Phlo Finister: “I started talking about my life and growing up, so it became an outlet—a therapeutic thing. When I was in the studio, I wrote this album called Silver Hill. It was a rehabilitation for me, musically, to be able to talk about the things I had experienced with addiction, partying, and severed ties that I had with people.

Silver Hillwas the rehab center that Edie Sedgwick went to when she was a child. It’s in Connecticut. The main person that I was musing this whole album out of—like a love relationship that I had—that’s where they were born. They were born in Connecticut. So it was just this crazy story, like more stuff just started making sense.

 

I wrote this album called Silver Hill. It was a rehabilitation for me, musically, to be able to talk about the things I had experienced with addiction, partying, and severed ties that I had with people. Silver Hill was the rehab center that Edie Sedgwick went to when she was a child. It’s in Connecticut. The main person that I was musing this whole album out of—like a love relationship that I had—that’s where they were born.

 

“It was just so fun for me to do—it was more of like a pop-rock sound, but it was very free for me because it was an experimental thing that I had been having this sound in my head and I wanted to get it out.

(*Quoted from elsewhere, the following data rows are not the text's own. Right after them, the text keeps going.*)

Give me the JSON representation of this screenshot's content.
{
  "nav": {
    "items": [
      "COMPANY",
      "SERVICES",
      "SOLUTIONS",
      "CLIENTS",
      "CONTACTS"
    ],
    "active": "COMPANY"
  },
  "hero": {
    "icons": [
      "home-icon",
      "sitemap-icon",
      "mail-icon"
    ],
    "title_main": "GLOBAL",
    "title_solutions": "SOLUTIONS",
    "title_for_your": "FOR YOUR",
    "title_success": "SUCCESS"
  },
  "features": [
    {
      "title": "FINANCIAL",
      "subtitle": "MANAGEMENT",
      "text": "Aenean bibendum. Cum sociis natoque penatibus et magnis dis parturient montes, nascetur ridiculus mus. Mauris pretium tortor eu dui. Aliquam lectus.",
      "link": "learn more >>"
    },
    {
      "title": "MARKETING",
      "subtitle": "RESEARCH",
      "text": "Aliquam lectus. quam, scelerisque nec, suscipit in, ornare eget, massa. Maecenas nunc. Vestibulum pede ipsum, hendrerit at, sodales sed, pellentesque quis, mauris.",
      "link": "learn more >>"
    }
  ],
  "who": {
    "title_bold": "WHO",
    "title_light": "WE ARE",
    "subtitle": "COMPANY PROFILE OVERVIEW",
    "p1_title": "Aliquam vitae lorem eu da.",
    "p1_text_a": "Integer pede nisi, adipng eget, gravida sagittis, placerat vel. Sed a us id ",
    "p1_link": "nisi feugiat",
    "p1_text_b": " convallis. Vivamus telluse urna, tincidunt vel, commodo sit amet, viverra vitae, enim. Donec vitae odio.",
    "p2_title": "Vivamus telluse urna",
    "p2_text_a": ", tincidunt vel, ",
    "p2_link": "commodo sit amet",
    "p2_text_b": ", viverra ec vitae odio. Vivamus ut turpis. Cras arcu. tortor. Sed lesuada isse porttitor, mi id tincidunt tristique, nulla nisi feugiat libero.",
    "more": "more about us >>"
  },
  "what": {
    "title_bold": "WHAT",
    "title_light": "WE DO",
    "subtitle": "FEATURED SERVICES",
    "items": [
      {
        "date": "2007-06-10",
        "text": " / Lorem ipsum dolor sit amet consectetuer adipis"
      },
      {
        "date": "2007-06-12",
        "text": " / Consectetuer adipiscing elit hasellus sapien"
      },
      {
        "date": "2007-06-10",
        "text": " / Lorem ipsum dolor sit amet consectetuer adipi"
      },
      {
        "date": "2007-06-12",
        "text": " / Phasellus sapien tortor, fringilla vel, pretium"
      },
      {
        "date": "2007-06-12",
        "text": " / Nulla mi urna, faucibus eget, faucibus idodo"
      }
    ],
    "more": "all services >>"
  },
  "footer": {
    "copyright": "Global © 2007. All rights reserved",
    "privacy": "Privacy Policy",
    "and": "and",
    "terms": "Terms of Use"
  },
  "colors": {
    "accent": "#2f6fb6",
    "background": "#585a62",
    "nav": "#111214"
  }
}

“I know people didn’t get it at all because it’s like, ‘Okay there’s this album, called Silver Hill and there’s this kid hanging himself with a happy pill in his hand and I don’t know what this is but it’s fucking crazy.’

“[It was released] on 4/20, that’s Edie Sedgwick’s birthday. It was solely for her, I wanted to do it for her.

“I noticed the R&B style in it early on and I was just like. ‘This is not R&B as we know it.’ R&B is just like rhythm and blues, like R&B like the genre that can stand with rock ‘n’ roll. And for me, that was what it was. So I just put it out and I was happy that it was out. I was happy it was something I did on my own—it was more of an accomplishment.

“I didn’t have any management or anything at the time. I worked that and I went to Coachella and I met my manager Charlie Walk who used to be the president of Epic Records. He loved my music, he understood me, and basically ever since then, I’ve just been working hard.”